What you need to do
Your result should be every line of the records below that contains the word "label".

(Data under study)

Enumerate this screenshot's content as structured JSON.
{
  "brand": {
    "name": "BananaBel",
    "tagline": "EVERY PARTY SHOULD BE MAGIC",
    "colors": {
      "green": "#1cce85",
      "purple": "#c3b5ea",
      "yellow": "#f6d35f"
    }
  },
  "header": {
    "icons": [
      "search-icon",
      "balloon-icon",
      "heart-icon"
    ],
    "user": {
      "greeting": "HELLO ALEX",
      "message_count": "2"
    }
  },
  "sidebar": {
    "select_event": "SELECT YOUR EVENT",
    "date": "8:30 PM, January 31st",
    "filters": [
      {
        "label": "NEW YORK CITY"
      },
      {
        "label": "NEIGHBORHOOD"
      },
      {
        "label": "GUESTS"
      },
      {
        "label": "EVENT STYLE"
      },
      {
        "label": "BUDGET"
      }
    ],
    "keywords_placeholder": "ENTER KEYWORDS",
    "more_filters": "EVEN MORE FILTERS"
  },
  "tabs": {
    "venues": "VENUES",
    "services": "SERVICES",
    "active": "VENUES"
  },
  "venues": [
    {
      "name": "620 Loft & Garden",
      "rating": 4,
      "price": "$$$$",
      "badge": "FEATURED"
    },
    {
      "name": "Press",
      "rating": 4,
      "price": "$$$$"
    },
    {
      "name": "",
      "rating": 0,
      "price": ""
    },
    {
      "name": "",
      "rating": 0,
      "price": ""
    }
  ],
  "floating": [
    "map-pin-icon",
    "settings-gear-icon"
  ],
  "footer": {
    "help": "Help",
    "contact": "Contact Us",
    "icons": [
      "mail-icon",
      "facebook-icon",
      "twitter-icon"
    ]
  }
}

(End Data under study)
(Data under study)

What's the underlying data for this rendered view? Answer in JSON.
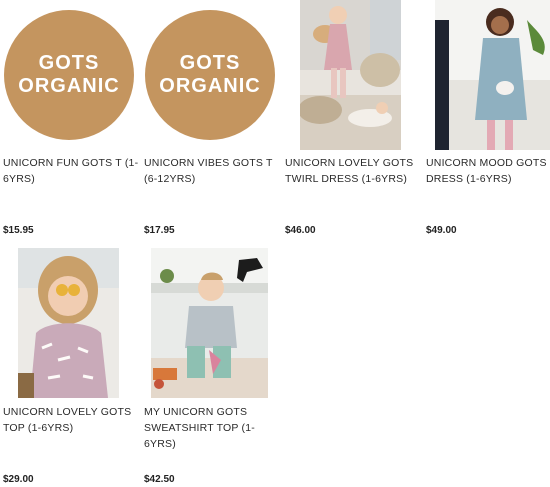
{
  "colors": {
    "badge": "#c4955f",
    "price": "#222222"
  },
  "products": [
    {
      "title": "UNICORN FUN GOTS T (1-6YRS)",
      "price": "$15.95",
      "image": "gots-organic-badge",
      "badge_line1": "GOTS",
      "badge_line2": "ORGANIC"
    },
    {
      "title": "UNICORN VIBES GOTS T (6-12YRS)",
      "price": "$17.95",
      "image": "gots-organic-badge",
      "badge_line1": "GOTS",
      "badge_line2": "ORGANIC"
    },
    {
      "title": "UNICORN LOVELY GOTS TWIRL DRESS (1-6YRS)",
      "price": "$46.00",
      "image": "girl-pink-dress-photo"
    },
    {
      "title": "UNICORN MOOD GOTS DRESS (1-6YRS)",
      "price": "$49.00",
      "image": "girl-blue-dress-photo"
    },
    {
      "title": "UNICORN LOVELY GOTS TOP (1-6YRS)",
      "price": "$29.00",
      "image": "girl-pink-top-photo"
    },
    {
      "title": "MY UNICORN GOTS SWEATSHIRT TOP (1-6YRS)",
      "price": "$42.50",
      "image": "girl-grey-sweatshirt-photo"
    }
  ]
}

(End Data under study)

Answer area
        "label": "NEW YORK CITY"
        "label": "NEIGHBORHOOD"
        "label": "GUESTS"
        "label": "EVENT STYLE"
        "label": "BUDGET"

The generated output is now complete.